#### [Task details]
Send every record back word for word.

____________

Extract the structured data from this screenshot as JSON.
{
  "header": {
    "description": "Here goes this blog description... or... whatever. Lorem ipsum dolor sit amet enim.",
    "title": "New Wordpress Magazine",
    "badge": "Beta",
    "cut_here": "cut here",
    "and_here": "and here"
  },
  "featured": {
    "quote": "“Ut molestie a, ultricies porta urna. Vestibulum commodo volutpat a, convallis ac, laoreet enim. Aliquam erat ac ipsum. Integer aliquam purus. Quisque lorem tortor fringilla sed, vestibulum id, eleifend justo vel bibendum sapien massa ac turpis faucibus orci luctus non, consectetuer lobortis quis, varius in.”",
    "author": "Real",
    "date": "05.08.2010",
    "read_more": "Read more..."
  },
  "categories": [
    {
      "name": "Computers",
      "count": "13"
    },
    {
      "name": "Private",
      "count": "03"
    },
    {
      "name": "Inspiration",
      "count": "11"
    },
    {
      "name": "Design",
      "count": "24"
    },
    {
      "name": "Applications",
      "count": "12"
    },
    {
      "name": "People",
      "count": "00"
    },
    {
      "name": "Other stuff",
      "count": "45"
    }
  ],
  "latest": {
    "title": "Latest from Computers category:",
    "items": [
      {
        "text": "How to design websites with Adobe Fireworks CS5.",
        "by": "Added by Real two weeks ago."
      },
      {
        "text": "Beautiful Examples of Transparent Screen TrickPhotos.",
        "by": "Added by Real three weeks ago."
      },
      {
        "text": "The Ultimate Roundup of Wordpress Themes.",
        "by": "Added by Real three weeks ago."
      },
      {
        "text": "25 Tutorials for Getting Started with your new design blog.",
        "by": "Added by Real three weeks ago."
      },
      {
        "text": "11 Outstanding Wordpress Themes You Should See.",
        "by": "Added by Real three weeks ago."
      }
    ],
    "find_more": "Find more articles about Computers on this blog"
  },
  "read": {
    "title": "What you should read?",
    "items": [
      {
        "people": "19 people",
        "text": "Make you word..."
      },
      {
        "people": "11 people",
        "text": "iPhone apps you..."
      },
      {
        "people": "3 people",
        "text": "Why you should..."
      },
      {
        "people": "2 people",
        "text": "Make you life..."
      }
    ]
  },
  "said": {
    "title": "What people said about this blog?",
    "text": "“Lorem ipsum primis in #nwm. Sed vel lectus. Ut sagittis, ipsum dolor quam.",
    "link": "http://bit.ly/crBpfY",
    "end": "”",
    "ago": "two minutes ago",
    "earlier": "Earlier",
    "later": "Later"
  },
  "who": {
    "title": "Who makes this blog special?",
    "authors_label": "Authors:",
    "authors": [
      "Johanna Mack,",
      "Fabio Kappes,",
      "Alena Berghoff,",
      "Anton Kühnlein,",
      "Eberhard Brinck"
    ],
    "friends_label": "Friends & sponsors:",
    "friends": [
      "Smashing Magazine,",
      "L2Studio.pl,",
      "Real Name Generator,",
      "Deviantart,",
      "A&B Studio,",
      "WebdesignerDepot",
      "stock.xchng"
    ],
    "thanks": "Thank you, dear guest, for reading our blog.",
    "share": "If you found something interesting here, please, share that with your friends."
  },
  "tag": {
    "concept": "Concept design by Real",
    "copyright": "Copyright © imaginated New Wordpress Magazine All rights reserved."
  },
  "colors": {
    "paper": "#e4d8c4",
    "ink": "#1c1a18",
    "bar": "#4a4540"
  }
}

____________

#### [Solved exercise]
Extract the structured data from this screenshot as JSON.
{
  "header": {
    "description": "Here goes this blog description... or... whatever. Lorem ipsum dolor sit amet enim.",
    "title": "New Wordpress Magazine",
    "badge": "Beta",
    "cut_here": "cut here",
    "and_here": "and here"
  },
  "featured": {
    "quote": "“Ut molestie a, ultricies porta urna. Vestibulum commodo volutpat a, convallis ac, laoreet enim. Aliquam erat ac ipsum. Integer aliquam purus. Quisque lorem tortor fringilla sed, vestibulum id, eleifend justo vel bibendum sapien massa ac turpis faucibus orci luctus non, consectetuer lobortis quis, varius in.”",
    "author": "Real",
    "date": "05.08.2010",
    "read_more": "Read more..."
  },
  "categories": [
    {
      "name": "Computers",
      "count": "13"
    },
    {
      "name": "Private",
      "count": "03"
    },
    {
      "name": "Inspiration",
      "count": "11"
    },
    {
      "name": "Design",
      "count": "24"
    },
    {
      "name": "Applications",
      "count": "12"
    },
    {
      "name": "People",
      "count": "00"
    },
    {
      "name": "Other stuff",
      "count": "45"
    }
  ],
  "latest": {
    "title": "Latest from Computers category:",
    "items": [
      {
        "text": "How to design websites with Adobe Fireworks CS5.",
        "by": "Added by Real two weeks ago."
      },
      {
        "text": "Beautiful Examples of Transparent Screen TrickPhotos.",
        "by": "Added by Real three weeks ago."
      },
      {
        "text": "The Ultimate Roundup of Wordpress Themes.",
        "by": "Added by Real three weeks ago."
      },
      {
        "text": "25 Tutorials for Getting Started with your new design blog.",
        "by": "Added by Real three weeks ago."
      },
      {
        "text": "11 Outstanding Wordpress Themes You Should See.",
        "by": "Added by Real three weeks ago."
      }
    ],
    "find_more": "Find more articles about Computers on this blog"
  },
  "read": {
    "title": "What you should read?",
    "items": [
      {
        "people": "19 people",
        "text": "Make you word..."
      },
      {
        "people": "11 people",
        "text": "iPhone apps you..."
      },
      {
        "people": "3 people",
        "text": "Why you should..."
      },
      {
        "people": "2 people",
        "text": "Make you life..."
      }
    ]
  },
  "said": {
    "title": "What people said about this blog?",
    "text": "“Lorem ipsum primis in #nwm. Sed vel lectus. Ut sagittis, ipsum dolor quam.",
    "link": "http://bit.ly/crBpfY",
    "end": "”",
    "ago": "two minutes ago",
    "earlier": "Earlier",
    "later": "Later"
  },
  "who": {
    "title": "Who makes this blog special?",
    "authors_label": "Authors:",
    "authors": [
      "Johanna Mack,",
      "Fabio Kappes,",
      "Alena Berghoff,",
      "Anton Kühnlein,",
      "Eberhard Brinck"
    ],
    "friends_label": "Friends & sponsors:",
    "friends": [
      "Smashing Magazine,",
      "L2Studio.pl,",
      "Real Name Generator,",
      "Deviantart,",
      "A&B Studio,",
      "WebdesignerDepot",
      "stock.xchng"
    ],
    "thanks": "Thank you, dear guest, for reading our blog.",
    "share": "If you found something interesting here, please, share that with your friends."
  },
  "tag": {
    "concept": "Concept design by Real",
    "copyright": "Copyright © imaginated New Wordpress Magazine All rights reserved."
  },
  "colors": {
    "paper": "#e4d8c4",
    "ink": "#1c1a18",
    "bar": "#4a4540"
  }
}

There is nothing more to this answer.